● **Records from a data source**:
╭──
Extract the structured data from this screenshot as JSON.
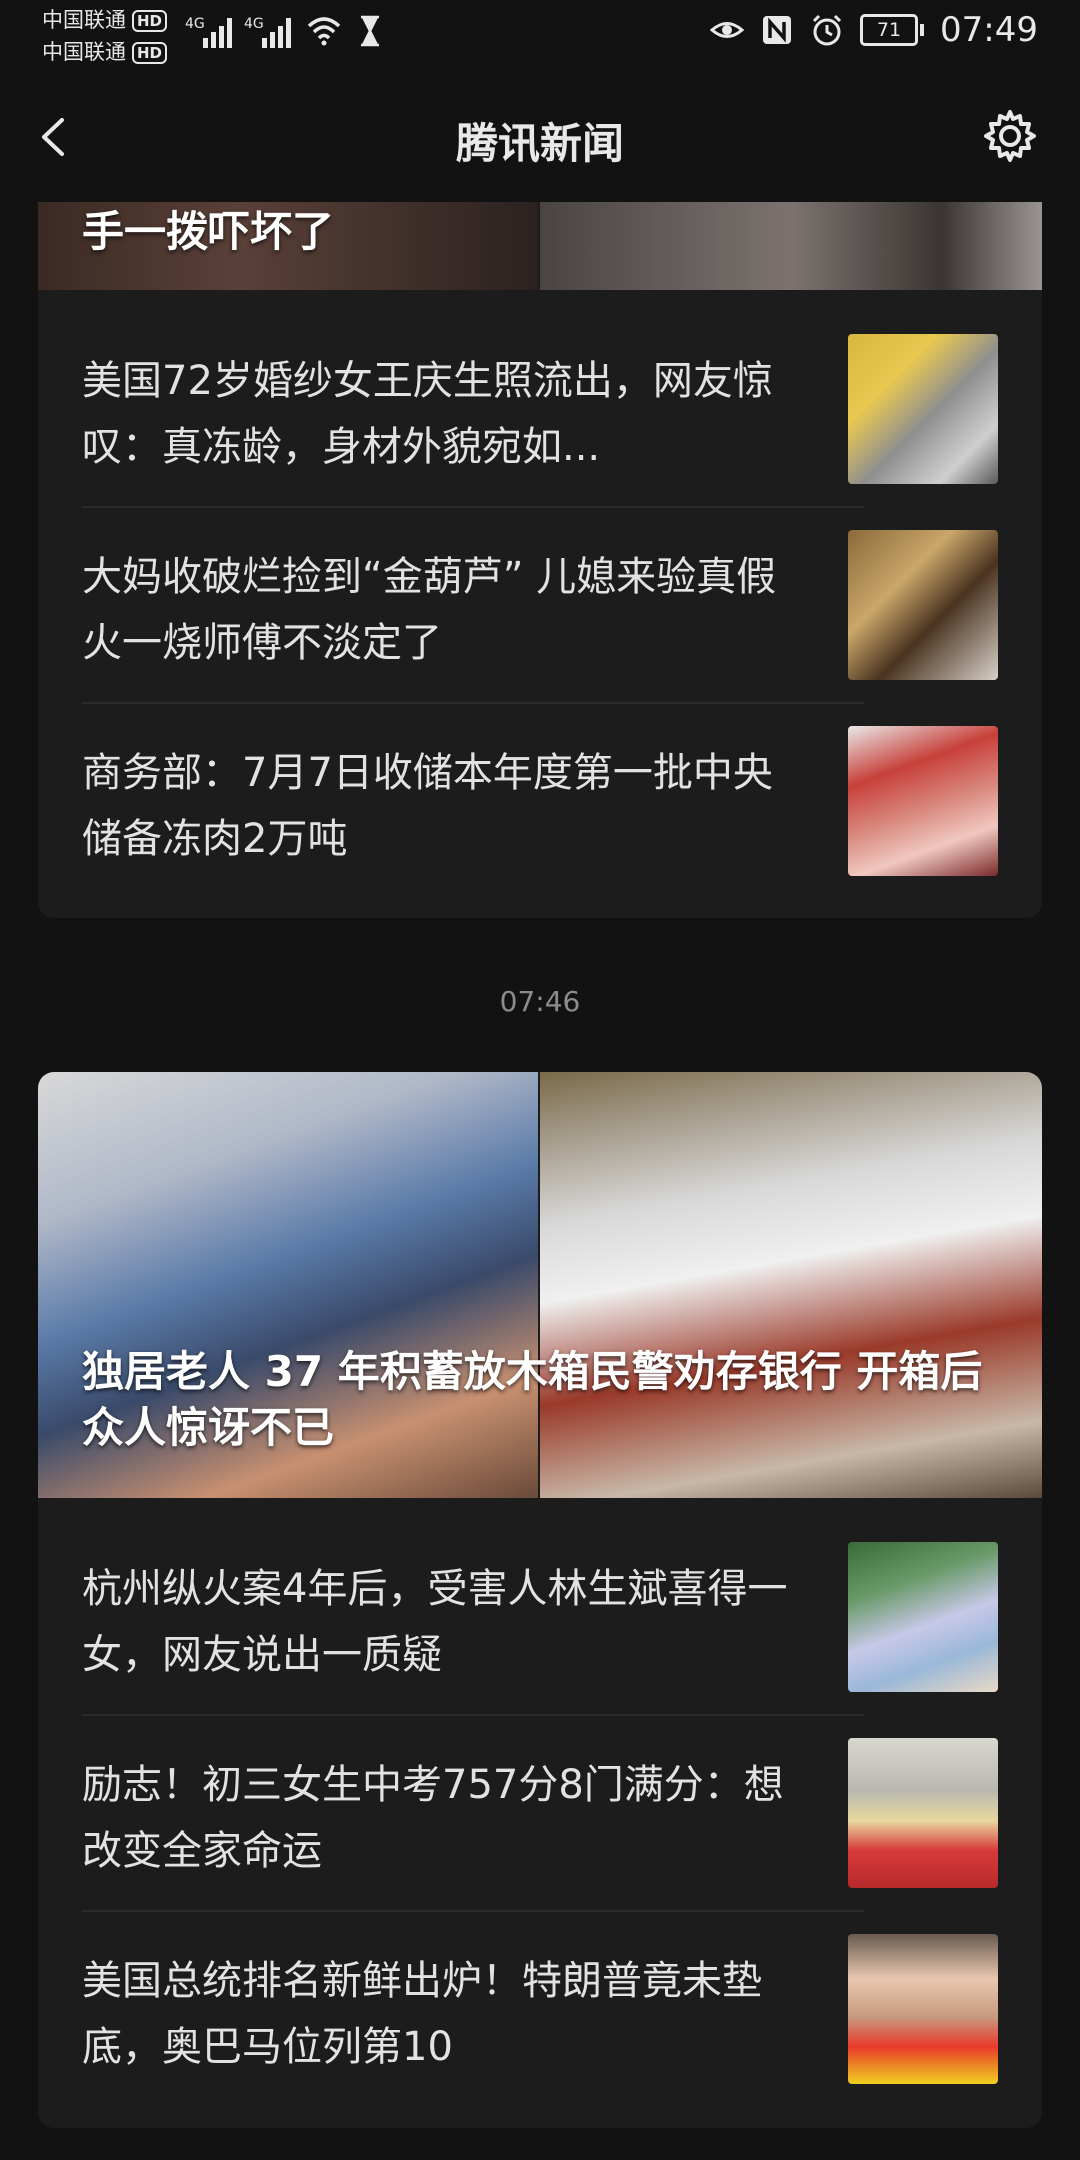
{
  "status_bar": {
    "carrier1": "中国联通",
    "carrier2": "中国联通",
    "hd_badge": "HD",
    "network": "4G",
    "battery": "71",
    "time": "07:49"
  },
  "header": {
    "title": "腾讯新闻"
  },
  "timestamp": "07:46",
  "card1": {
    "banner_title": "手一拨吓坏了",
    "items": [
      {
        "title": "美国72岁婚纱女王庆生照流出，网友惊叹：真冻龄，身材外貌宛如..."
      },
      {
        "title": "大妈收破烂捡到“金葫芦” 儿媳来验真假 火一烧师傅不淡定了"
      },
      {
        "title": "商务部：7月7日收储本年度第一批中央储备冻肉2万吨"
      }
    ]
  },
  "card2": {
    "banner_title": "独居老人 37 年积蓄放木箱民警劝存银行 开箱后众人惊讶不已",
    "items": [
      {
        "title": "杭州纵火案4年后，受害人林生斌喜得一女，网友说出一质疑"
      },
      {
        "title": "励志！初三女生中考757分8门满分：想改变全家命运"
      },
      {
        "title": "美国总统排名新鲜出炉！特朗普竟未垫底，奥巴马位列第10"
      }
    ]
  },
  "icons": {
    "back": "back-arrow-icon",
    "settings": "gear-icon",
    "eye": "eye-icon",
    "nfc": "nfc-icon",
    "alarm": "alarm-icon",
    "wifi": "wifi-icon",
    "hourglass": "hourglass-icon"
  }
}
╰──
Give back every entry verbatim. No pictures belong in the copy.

Extract the structured data from this screenshot as JSON.
{
  "status_bar": {
    "carrier1": "中国联通",
    "carrier2": "中国联通",
    "hd_badge": "HD",
    "network": "4G",
    "battery": "71",
    "time": "07:49"
  },
  "header": {
    "title": "腾讯新闻"
  },
  "timestamp": "07:46",
  "card1": {
    "banner_title": "手一拨吓坏了",
    "items": [
      {
        "title": "美国72岁婚纱女王庆生照流出，网友惊叹：真冻龄，身材外貌宛如..."
      },
      {
        "title": "大妈收破烂捡到“金葫芦” 儿媳来验真假 火一烧师傅不淡定了"
      },
      {
        "title": "商务部：7月7日收储本年度第一批中央储备冻肉2万吨"
      }
    ]
  },
  "card2": {
    "banner_title": "独居老人 37 年积蓄放木箱民警劝存银行 开箱后众人惊讶不已",
    "items": [
      {
        "title": "杭州纵火案4年后，受害人林生斌喜得一女，网友说出一质疑"
      },
      {
        "title": "励志！初三女生中考757分8门满分：想改变全家命运"
      },
      {
        "title": "美国总统排名新鲜出炉！特朗普竟未垫底，奥巴马位列第10"
      }
    ]
  },
  "icons": {
    "back": "back-arrow-icon",
    "settings": "gear-icon",
    "eye": "eye-icon",
    "nfc": "nfc-icon",
    "alarm": "alarm-icon",
    "wifi": "wifi-icon",
    "hourglass": "hourglass-icon"
  }
}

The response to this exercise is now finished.